It’s taken 15years to develop the technology for creating biocoal efficiently. A few of the benefits of this product over alternative biofuels:

This would allow a coal-fired power plant to remain in operation with minor modifications to burn biocoal instead of traditional coal. This is a much cheaper solution than decommissioning and building a new process.

Biocoal is water-resistant unlike wood pellets and other similar biofuels, so storage is cheaper and product quality is more consistent in varying environmental conditions.

There are also challenges that come with biocoal that will need to be addressed:

Biocoal is about 20% more expensive than standard coal worldwide, but that is the price we need to come to expect to ensure sustainable practices are adopted

The biocoal industry is facing a ‘chicken and egg’ challenge as they compete with mature fuel sources. As an industry, they need to create enough product to meet the demand and offer production redundancy so they need to stockpile without purchase agreements in place making cashflow challenging.

Joshua Moran – Commercial Manager at Jemena, the providers of the gas network in NSW spoke of the importance of not considering the gas network as an isolated element, but instead as part of a complete energy system. This way of thinking really resonates with me because it allows the waste of one process to become the fuel of another.

For example: The wastewater from a facility can be anaerobically treated to provide cleaner wastewater for later reuse and also generate biogas as a by-product. This gas can be utilised to create heat, power and through this process the by-product is CO2. The CO2 can be captured and fed to a glasshouse for growing crops and then the by-products of the glasshouse need to be considered for how they might be used as the feedstock for the next process. There are many other systems like this that take the by-product from one sustainable process and use it to drive another sustainable process.

Looking Forward:

Well, that was my key takeaways from the conference this year. I’m very excited to see what the next year holds with the development of the roadmap for the bioenergy sector.
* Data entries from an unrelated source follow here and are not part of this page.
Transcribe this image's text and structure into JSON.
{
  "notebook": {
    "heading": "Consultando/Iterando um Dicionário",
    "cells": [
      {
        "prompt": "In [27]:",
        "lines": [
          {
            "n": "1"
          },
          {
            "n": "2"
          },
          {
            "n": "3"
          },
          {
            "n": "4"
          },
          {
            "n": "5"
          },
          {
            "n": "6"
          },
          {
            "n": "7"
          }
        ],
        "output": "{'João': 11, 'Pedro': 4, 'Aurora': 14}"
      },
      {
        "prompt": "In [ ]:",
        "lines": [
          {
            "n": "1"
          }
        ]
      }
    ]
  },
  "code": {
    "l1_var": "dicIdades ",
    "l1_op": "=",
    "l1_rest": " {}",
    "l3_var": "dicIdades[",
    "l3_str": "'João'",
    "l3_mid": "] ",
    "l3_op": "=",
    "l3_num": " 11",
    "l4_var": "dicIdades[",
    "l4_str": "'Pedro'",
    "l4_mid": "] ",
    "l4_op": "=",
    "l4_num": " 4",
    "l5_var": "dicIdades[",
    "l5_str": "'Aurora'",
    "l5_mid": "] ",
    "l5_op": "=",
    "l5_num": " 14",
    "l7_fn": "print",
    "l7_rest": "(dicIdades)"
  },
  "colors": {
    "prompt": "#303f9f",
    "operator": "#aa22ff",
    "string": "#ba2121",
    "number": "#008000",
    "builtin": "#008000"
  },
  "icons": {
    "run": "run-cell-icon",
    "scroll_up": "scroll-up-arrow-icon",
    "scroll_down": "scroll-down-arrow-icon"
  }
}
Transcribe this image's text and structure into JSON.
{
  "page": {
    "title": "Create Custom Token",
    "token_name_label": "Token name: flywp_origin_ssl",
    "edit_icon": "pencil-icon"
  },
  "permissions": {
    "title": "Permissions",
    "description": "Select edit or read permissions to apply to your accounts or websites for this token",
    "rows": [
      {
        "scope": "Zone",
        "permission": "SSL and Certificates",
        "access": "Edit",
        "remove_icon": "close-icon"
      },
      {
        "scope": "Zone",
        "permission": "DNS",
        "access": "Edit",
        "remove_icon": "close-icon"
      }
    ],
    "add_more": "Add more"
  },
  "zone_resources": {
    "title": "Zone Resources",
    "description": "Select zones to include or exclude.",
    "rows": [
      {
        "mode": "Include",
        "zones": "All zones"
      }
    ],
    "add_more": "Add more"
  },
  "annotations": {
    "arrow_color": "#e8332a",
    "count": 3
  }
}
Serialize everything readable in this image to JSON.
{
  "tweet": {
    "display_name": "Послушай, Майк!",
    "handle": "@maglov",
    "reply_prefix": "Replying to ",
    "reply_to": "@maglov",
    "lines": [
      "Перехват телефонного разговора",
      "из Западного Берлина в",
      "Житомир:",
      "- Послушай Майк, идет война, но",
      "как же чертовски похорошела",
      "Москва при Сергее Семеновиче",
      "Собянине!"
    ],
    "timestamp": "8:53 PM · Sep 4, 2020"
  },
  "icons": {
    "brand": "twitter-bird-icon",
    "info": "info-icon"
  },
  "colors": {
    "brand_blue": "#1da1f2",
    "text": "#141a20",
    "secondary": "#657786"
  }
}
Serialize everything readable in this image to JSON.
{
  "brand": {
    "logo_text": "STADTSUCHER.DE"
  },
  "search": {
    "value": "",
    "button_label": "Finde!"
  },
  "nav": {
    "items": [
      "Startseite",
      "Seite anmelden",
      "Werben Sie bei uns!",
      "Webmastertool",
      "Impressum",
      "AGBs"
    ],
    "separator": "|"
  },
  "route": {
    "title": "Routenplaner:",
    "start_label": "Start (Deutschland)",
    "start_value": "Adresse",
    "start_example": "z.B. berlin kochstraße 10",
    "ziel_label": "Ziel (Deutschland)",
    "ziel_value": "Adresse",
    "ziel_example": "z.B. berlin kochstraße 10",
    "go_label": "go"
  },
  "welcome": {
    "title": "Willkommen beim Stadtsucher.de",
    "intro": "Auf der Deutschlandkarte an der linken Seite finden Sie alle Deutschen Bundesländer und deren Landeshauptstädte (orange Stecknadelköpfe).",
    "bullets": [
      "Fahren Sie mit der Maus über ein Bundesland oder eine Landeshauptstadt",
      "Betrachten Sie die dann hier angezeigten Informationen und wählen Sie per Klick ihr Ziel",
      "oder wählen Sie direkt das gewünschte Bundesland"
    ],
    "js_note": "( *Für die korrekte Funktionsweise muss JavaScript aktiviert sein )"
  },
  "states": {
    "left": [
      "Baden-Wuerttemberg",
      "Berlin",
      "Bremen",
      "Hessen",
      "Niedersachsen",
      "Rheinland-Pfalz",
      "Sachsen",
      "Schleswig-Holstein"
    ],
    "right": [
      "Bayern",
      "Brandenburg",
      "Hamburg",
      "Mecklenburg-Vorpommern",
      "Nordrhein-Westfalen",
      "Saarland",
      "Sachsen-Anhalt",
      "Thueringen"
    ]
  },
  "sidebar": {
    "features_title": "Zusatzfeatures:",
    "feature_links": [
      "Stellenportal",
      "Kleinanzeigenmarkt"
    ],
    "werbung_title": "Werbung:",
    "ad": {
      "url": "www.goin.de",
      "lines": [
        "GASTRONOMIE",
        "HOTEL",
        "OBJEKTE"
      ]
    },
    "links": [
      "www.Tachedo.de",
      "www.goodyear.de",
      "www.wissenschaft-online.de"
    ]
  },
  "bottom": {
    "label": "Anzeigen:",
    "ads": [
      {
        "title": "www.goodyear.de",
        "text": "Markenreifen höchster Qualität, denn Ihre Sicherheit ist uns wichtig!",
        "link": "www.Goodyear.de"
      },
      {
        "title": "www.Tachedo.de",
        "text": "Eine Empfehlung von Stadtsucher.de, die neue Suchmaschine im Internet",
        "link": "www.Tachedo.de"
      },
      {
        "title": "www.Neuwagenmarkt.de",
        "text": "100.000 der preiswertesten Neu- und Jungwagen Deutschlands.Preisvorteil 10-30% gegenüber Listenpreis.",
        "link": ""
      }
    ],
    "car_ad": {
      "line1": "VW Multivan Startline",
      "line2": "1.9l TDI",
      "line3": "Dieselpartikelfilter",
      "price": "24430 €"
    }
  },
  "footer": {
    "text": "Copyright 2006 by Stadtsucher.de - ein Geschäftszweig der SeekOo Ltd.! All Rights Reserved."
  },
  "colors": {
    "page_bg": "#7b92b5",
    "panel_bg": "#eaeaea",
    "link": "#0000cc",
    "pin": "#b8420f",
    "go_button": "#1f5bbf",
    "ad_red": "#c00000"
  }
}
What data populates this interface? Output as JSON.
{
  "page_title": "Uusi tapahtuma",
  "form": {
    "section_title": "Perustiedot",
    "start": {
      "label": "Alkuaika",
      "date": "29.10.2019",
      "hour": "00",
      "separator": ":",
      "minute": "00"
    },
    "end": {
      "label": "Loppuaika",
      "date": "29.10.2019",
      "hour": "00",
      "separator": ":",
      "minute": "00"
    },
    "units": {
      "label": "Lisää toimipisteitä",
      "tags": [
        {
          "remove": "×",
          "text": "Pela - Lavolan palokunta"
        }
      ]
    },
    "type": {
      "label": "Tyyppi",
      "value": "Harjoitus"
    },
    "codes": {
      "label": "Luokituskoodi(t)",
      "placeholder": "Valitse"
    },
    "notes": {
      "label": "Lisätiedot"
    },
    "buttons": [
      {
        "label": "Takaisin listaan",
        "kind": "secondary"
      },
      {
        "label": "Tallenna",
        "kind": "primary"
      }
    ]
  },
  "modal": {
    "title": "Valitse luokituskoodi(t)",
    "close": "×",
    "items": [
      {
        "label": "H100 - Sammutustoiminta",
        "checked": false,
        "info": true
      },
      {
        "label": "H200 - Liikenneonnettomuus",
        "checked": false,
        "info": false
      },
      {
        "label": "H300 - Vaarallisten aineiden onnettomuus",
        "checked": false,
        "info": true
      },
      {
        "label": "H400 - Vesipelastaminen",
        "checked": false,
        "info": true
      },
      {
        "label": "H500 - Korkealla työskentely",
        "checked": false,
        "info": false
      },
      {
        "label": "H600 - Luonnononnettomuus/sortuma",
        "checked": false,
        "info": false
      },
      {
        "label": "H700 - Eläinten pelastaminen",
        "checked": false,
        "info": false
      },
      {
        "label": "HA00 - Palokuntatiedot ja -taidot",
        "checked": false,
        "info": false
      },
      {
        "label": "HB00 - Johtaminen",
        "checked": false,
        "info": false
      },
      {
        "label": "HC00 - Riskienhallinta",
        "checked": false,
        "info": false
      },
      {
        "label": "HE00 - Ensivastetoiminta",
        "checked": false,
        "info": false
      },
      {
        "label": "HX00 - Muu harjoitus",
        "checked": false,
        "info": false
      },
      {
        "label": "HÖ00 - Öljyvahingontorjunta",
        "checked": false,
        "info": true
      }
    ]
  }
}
I hope that this will drive policies that encourage sustainable projects and innovation throughout Australia.

Heath Baker, Senior Project Engineer – Wiley